PROBLEM DETAILS: Whichever lines include the word "label", copy them as they appear in the data.

RECORDS SHOWN:

# # # #

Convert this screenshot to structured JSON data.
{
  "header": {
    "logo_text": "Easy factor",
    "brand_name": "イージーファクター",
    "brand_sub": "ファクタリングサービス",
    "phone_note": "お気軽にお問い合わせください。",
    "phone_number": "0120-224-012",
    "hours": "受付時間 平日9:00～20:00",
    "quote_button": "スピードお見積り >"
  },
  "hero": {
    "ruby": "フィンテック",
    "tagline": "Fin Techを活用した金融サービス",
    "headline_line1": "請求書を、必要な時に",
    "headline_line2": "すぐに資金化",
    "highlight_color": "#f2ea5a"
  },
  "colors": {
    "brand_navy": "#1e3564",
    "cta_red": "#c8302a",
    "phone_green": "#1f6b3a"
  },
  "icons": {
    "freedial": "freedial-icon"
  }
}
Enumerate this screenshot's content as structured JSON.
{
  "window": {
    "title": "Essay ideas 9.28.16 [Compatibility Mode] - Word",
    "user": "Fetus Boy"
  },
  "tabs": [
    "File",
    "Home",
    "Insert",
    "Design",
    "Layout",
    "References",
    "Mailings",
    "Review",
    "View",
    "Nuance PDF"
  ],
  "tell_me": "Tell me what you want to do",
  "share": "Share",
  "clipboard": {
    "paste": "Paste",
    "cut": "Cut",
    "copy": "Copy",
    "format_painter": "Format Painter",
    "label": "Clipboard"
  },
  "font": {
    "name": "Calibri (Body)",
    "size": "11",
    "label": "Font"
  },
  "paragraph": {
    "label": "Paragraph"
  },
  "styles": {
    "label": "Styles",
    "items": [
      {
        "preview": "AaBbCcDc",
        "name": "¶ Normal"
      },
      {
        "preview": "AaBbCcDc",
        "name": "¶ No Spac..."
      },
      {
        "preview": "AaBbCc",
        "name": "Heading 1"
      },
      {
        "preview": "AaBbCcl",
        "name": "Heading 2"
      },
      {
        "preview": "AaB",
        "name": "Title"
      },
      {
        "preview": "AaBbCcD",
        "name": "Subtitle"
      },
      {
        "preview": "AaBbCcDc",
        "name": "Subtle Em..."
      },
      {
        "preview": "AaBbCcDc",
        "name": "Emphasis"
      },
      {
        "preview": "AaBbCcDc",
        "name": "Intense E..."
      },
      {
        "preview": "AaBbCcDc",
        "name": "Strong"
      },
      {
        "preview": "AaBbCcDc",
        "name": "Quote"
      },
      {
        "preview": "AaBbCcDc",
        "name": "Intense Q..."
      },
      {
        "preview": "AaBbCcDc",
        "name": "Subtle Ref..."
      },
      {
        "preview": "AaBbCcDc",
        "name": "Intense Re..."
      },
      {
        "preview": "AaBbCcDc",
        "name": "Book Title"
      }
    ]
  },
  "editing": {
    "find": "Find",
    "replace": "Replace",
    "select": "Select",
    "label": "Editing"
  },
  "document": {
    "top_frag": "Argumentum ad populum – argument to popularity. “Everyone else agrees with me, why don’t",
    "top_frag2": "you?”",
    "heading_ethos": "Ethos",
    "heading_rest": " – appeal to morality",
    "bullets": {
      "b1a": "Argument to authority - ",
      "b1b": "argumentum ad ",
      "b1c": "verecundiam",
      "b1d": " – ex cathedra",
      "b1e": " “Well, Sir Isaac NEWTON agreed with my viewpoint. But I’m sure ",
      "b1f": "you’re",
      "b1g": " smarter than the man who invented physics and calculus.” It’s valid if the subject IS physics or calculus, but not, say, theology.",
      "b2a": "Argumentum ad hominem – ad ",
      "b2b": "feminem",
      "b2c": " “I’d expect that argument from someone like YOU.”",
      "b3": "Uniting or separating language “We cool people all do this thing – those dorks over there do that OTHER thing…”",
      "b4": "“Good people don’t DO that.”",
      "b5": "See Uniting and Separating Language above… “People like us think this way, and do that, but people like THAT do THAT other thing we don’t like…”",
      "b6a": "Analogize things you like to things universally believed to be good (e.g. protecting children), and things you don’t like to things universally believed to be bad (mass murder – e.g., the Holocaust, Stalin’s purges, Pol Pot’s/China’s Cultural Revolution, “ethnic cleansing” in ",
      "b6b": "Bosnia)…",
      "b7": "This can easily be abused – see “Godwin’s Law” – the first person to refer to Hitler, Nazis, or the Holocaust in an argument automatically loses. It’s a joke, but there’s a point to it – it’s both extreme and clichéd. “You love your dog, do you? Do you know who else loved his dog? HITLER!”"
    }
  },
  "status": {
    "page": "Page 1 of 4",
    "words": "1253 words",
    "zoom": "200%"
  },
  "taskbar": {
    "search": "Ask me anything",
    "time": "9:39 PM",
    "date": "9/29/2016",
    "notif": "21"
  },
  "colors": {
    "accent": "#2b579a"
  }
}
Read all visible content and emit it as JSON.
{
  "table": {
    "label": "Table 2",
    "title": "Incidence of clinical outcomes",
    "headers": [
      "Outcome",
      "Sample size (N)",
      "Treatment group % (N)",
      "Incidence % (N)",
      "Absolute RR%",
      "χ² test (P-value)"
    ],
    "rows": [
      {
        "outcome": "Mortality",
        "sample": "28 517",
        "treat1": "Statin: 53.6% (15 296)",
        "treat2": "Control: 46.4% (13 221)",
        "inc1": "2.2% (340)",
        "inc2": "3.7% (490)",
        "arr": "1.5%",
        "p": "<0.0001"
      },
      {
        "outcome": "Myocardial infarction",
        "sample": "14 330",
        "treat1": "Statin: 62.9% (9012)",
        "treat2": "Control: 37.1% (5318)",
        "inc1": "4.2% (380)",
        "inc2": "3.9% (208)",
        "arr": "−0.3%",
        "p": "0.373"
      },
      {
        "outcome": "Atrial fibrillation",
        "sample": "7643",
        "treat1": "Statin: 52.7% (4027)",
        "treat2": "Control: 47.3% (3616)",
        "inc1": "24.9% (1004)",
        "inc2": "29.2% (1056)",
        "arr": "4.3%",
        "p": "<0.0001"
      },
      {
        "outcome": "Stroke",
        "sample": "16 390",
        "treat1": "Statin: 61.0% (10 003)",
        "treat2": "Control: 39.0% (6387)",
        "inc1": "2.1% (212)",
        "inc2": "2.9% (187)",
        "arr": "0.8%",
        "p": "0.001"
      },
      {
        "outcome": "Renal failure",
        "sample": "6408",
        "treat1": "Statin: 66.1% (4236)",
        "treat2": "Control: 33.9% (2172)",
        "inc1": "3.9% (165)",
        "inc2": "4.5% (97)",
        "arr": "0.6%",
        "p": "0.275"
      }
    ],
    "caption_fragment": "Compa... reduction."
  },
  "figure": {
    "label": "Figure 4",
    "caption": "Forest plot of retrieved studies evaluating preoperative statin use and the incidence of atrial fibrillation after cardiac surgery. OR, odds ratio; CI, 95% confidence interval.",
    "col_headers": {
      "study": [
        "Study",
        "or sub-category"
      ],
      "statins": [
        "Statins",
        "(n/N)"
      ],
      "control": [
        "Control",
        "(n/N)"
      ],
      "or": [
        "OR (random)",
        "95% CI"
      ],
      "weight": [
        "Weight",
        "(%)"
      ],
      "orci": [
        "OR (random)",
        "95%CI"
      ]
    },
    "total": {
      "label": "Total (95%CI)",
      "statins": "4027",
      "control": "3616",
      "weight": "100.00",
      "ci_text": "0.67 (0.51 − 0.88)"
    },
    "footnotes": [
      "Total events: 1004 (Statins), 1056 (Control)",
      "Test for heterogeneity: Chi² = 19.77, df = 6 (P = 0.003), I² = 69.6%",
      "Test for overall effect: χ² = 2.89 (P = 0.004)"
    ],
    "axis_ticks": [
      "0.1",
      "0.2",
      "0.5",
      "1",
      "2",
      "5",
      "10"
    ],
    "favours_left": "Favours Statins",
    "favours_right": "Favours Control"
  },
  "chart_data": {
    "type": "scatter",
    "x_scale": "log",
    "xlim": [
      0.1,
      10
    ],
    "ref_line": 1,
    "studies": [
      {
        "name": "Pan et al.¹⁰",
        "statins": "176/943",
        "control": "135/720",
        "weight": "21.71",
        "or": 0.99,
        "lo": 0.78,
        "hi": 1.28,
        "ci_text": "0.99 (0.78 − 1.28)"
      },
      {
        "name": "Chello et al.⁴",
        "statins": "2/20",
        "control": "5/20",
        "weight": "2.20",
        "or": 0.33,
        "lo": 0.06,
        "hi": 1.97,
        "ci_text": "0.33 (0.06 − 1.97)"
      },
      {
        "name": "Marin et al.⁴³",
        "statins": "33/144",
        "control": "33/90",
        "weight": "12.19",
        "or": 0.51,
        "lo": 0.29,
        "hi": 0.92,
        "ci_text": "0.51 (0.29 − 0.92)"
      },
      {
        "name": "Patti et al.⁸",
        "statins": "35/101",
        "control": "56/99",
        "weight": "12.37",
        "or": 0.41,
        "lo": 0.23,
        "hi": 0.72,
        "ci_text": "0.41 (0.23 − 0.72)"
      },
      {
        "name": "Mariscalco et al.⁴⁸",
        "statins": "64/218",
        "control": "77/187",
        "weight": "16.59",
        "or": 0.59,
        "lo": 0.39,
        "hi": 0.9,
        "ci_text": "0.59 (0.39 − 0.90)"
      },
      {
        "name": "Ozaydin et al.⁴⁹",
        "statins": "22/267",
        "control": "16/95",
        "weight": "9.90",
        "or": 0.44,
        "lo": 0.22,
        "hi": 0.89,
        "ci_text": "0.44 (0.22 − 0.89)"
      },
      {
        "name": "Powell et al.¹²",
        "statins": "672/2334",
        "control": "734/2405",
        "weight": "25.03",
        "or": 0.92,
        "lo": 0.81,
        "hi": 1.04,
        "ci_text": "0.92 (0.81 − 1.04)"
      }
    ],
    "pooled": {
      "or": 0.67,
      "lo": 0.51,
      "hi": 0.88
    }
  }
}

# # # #

ANSWER BELOW:
    "label": "Clipboard"
    "label": "Font"
    "label": "Paragraph"
    "label": "Styles",
    "label": "Editing"
    "label": "Table 2",
    "label": "Figure 4",
      "label": "Total (95%CI)",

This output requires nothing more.